Just a thought, inspired by a friend who continues to say "I'm sorry" to the man who hurts her, hoping that if the words are said, everything will be okay again for a little while. I want to ask her-- "When will you apologize to yourself for allowing the hurt to continue?" But she is blind and deaf in her fear that if she fails in this relationship, she will always be a failure. She can't see that she (and only she) is responsible for herself-- and in the area of self respect, she is already failing. I wish I could ask my question. I wish she could hear it. I wish things were different, and I didn't have to watch her suffer over and over again. I know that she is the only one who can change her life for the better. I wish I could help.


To Your Health

I don't currently have professional health care coverage. I look forward to having it again someday soon-- but right now, I've elected to find ways to take control of my own physical health. And it's working a lot better than I expected.

The simplest cure-all I've found is tea. Yes. Tea. You see, I read in my woman's herbal and nutritional healing books, and I find an herb that sounds right, and that is indicated for something that I know I'm having issues with. Take sleep or allergies for examples.

I make Stinging Nettle Tea for my hay fever symptoms every morning. I boil water (with a little Echinacea root in it if I've been doing too much and feel run-down) and then I put it into my tea pot, where I've put a teaspoon of dried nettle, a quarter-teaspoon of dried green tea leaves (hey, it IS morning, and I don't drink coffee), and some dried peppermint for flavor, good breath, and digestion. I let the tea sit, covered, for 10-30 minutes (depends on if I'm showering while I wait or rushing around like a lunatic trying to fit everything in and not be late to work). then I pour it through a strainer into my tea mug, and it's usually cool enough by then to just start drinking. I try to have a second cup of a similar mixture (without the green tea, maybe add some other herbs for fun and profit) later in the morning or just after lunch.

Then, I have trouble winding down from my busy hectic day and going to bed. So I make tea. It gets hot in the summer, so I often don't even bother boiling the water for my evening cup. I just let the herbs I've selected sit in the cold water a bit longer than usual (20-40 minutes) before I strain and drink it. I often select a mix of dried Melissa (Lemon Balm), Comfrey, Calendula, and maybe some Jasmine flowers or Chamomile to sweeten it up. Very calming.
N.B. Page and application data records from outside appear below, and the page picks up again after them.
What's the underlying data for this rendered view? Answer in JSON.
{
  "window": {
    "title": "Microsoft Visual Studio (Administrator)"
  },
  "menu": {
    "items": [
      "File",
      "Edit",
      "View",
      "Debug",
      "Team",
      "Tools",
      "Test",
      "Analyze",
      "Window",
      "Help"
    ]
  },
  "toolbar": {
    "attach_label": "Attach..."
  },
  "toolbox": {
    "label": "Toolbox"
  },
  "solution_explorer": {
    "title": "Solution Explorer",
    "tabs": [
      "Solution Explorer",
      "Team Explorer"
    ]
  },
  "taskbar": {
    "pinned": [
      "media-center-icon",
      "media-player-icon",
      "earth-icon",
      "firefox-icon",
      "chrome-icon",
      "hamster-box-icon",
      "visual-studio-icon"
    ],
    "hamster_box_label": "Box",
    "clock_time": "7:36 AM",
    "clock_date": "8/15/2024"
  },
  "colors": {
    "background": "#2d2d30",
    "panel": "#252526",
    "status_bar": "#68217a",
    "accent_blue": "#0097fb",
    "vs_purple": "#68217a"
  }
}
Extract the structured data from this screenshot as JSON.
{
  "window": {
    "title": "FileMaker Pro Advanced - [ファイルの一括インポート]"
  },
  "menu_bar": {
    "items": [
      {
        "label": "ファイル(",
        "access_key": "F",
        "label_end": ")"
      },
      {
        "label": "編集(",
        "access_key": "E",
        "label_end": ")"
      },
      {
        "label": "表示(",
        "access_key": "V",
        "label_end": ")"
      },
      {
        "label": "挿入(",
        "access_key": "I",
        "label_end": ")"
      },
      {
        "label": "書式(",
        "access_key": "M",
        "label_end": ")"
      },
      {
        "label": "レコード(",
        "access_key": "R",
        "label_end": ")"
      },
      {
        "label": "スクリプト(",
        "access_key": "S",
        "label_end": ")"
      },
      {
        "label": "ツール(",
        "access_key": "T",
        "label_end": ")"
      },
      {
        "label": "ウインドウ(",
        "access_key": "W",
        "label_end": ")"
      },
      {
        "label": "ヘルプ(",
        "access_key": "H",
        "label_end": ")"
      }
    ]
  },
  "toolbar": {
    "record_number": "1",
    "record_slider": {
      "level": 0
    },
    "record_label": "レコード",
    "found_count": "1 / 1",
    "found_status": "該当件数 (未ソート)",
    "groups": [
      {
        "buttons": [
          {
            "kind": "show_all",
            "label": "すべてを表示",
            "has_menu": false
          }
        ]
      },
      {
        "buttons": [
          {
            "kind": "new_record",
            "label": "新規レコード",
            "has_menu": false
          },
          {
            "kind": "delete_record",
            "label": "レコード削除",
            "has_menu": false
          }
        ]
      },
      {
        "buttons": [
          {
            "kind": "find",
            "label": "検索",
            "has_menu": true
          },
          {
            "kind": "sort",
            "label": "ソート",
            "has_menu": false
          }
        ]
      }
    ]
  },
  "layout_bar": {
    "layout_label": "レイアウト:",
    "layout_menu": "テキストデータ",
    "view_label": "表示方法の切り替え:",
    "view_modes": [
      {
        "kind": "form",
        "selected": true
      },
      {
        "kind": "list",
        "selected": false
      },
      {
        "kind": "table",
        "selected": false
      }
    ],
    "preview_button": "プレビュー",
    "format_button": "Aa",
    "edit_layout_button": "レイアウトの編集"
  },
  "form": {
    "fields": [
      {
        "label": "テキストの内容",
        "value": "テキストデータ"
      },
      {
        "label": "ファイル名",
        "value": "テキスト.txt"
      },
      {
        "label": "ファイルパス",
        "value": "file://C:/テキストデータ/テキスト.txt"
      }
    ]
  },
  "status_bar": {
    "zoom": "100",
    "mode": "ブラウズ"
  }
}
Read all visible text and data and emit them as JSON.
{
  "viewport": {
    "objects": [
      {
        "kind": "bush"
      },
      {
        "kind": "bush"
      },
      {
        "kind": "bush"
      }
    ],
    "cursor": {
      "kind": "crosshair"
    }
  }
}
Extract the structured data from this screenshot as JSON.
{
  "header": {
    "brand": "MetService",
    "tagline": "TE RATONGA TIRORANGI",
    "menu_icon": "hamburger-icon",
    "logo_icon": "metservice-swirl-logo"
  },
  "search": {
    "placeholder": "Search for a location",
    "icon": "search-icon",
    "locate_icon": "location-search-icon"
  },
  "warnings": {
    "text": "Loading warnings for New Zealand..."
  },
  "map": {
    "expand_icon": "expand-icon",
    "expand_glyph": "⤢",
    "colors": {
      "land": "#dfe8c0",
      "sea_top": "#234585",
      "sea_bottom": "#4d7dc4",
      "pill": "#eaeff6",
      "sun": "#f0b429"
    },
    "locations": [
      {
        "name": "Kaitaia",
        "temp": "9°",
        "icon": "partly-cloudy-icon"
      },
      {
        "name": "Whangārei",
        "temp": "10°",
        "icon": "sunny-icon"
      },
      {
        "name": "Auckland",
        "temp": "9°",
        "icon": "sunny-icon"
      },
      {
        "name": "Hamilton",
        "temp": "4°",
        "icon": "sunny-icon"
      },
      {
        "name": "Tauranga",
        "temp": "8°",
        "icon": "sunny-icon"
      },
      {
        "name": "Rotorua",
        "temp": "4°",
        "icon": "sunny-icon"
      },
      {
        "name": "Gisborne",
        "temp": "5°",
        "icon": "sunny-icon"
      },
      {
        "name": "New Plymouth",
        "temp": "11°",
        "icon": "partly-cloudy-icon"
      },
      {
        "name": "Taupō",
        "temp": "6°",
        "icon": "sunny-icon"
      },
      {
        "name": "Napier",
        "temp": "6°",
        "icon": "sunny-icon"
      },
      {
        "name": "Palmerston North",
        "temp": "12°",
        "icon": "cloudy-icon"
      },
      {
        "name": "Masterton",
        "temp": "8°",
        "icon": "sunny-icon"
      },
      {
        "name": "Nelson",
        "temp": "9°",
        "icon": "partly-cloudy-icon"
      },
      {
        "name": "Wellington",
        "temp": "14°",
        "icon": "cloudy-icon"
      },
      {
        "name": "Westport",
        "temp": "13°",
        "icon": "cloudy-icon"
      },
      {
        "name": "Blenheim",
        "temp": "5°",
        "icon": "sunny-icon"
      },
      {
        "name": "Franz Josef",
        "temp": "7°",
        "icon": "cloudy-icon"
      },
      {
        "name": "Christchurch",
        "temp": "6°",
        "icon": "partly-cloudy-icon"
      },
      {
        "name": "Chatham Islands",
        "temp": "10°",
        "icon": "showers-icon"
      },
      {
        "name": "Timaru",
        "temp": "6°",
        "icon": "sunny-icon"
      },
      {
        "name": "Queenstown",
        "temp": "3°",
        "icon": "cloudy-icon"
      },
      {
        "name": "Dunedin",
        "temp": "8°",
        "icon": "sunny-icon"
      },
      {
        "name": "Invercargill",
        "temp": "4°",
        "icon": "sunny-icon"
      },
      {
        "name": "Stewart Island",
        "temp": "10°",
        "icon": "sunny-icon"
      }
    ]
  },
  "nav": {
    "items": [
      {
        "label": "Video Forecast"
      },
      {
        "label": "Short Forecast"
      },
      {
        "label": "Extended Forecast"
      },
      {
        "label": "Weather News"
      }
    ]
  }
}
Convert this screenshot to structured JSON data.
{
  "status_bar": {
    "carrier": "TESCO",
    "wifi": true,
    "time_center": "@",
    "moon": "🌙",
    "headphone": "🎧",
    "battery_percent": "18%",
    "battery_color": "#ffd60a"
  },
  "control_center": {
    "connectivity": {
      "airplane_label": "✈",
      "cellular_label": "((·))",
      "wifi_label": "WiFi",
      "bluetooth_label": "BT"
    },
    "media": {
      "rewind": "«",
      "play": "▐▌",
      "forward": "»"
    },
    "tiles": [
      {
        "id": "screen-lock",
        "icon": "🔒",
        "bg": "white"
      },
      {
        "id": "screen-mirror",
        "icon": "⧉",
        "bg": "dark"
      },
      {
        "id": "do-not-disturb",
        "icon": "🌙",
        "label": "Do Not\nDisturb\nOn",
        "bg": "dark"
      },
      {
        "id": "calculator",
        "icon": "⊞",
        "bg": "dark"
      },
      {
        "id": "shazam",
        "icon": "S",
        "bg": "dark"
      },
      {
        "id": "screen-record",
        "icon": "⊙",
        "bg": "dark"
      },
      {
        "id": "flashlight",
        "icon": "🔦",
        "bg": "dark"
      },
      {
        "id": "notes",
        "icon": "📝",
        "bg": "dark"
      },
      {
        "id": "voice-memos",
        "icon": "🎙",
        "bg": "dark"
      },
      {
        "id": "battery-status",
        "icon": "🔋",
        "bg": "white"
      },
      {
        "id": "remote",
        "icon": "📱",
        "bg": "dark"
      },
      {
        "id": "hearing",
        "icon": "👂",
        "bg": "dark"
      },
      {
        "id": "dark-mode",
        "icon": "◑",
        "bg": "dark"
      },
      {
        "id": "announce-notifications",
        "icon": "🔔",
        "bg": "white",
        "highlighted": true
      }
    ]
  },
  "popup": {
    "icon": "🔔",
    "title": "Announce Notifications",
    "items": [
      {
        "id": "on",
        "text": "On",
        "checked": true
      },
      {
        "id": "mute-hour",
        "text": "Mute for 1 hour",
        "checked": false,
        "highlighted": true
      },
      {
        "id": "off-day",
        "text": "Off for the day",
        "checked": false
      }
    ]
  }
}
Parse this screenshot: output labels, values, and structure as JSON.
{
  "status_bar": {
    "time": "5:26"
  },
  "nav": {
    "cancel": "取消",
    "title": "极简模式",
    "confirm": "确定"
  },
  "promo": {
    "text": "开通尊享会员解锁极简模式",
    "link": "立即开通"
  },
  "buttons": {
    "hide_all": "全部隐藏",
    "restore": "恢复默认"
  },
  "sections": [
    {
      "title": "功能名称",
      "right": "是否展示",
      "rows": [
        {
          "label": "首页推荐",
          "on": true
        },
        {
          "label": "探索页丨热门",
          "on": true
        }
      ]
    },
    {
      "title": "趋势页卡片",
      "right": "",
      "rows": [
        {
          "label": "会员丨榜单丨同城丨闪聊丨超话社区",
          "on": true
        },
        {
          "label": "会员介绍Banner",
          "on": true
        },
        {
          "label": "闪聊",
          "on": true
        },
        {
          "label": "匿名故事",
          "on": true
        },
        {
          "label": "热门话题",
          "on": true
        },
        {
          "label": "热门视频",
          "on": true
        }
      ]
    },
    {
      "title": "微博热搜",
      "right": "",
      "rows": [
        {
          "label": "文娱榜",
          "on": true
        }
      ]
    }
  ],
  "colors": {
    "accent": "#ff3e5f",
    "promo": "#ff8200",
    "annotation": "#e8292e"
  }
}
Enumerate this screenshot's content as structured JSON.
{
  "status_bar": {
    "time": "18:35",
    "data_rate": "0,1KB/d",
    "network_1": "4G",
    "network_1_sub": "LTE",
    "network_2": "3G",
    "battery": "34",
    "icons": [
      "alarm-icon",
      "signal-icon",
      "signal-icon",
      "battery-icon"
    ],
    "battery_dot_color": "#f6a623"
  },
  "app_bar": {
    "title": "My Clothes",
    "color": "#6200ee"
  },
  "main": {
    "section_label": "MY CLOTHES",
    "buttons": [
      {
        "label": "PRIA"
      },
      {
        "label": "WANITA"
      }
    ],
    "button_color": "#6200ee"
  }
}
I've got herbs I can throw in to deal with a headache or a head cold. I have dried tea herbs to treat anemia and bloating and... well, I feel like the small act of brewing my own teas has given me some really great ways to maintain my optimal health from day to day. And it's nice to not be worried about "when is it bad enough to go to the doctor and get HELP!?" Instead, I think preventative maintenance, and I tweak my tea intake every day to deal with what that day may bring, or DID bring.

I'm using those same herbs, and what I've learned about their applications in traditional and scientific medicine, to make ointments for the smaller injuries-- pulled muscles, scraped knuckles, bug bites and minor rashes, razor blade cuts, dry cracked skin-- that happen day to day. I feel like I've taken charge of my health in a very basic and fundamental way. Scientific medicine and hospitals and MD's are important-- don't get me wrong-- but now I know I have them for backup on the big issues-- setting a broken bone or treating a systemic illness-- and there are still things I can do for myself to heal should those challenges come my way.

It's liberating in a strange way-- both psychologically and physically. I don't have to wait to gain easement. I don't have to hope someone else guesses right about what my body needs. I don't have to convince some stranger that there is something that NEEDS treatment, and I don't have to worry that I'm being over medicated because there is no follow up with the doctor once the meds are prescribed.

There is always something-- however small-- that we can do to take personal responsibility for our own health and well-being. Even when our primary care is being undertaken by someone else.
Be well.